A transition centre for students who are refugees and newcomers to Canada is one step closer to becoming reality after Edmonton Public School Board trustees approved a plan Tuesday to start developing a new program.
The board may eventually set up a separate school where children and their families can learn about the school system, Canadian culture and the English language. Right now, it wants to do a pilot program for the most needy students in schools that already have a high concentration of newcomers.
"Some of the students coming have never been in a school before or have very limited contact with schools," said board program manager Karen Barty.
"This centre would help them to understand what it means to be in a classroom, intense help in terms of their language, social, emotional supports, after-school programs, perhaps homework clubs, program supports for parents to help them understand what the schooling system is all about."
The students would stay in the centre until they felt they were ready to join the mainstream school system.
This program is a start, said Joseph Luri, who works for the Mennonite Centre for Newcomers and runs a homework club for immigrant students.
The current educational system doesn't work for many newcomers, Luri said. He wants the board to set up a separate school where children are grouped into classes based on their knowledge, not their age.
"Some have been in the refugee camps for 10 years ... never gone to any formal school but now coming here and they begin learning English as a teenager, you don't get it," he said.

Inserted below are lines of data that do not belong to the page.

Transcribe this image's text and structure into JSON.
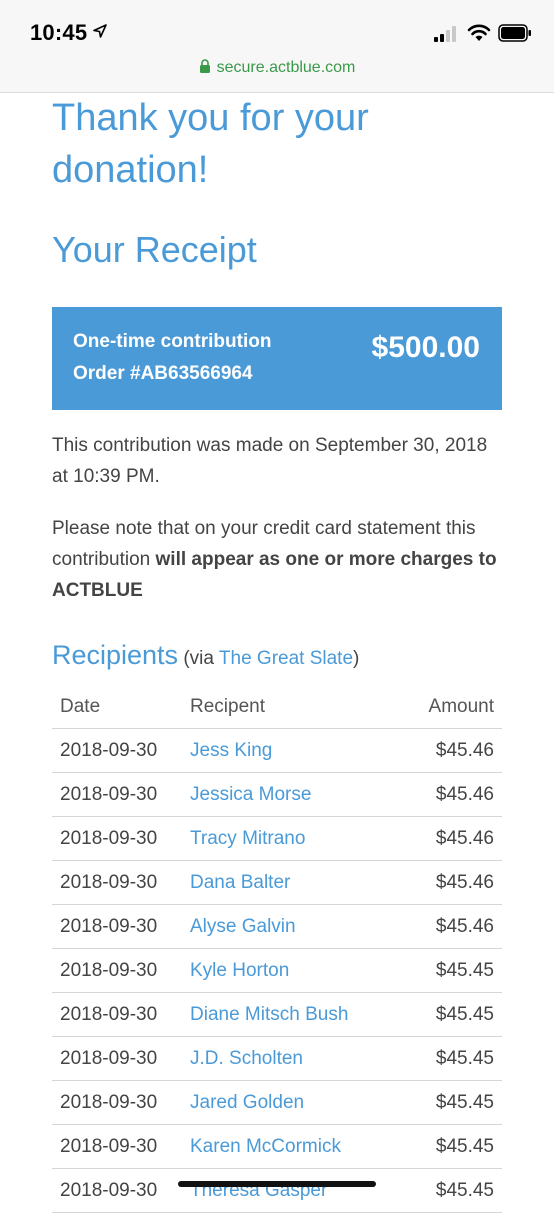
{
  "status_bar": {
    "time": "10:45",
    "icons": [
      "location-arrow-icon",
      "signal-bars-icon",
      "wifi-icon",
      "battery-icon"
    ]
  },
  "browser": {
    "url": "secure.actblue.com",
    "url_color": "#3a9a4a"
  },
  "page": {
    "heading_thank_you": "Thank you for your donation!",
    "heading_receipt": "Your Receipt",
    "accent_color": "#4a9ad8",
    "receipt": {
      "type": "One-time contribution",
      "order": "Order #AB63566964",
      "amount": "$500.00"
    },
    "contribution_made": "This contribution was made on September 30, 2018 at 10:39 PM.",
    "statement_note_prefix": "Please note that on your credit card statement this contribution ",
    "statement_note_bold": "will appear as one or more charges to ACTBLUE",
    "recipients": {
      "title": "Recipients",
      "via_open": " (via ",
      "via_link": "The Great Slate",
      "via_close": ")",
      "columns": [
        "Date",
        "Recipent",
        "Amount"
      ],
      "rows": [
        {
          "date": "2018-09-30",
          "recipient": "Jess King",
          "amount": "$45.46"
        },
        {
          "date": "2018-09-30",
          "recipient": "Jessica Morse",
          "amount": "$45.46"
        },
        {
          "date": "2018-09-30",
          "recipient": "Tracy Mitrano",
          "amount": "$45.46"
        },
        {
          "date": "2018-09-30",
          "recipient": "Dana Balter",
          "amount": "$45.46"
        },
        {
          "date": "2018-09-30",
          "recipient": "Alyse Galvin",
          "amount": "$45.46"
        },
        {
          "date": "2018-09-30",
          "recipient": "Kyle Horton",
          "amount": "$45.45"
        },
        {
          "date": "2018-09-30",
          "recipient": "Diane Mitsch Bush",
          "amount": "$45.45"
        },
        {
          "date": "2018-09-30",
          "recipient": "J.D. Scholten",
          "amount": "$45.45"
        },
        {
          "date": "2018-09-30",
          "recipient": "Jared Golden",
          "amount": "$45.45"
        },
        {
          "date": "2018-09-30",
          "recipient": "Karen McCormick",
          "amount": "$45.45"
        },
        {
          "date": "2018-09-30",
          "recipient": "Theresa Gasper",
          "amount": "$45.45"
        }
      ]
    }
  }
}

The board hopes to have the new centre running by the fall of 2010, but still needs to approve the funding. It wants to either set up the centre in a separate building or take over space in an underutilized school.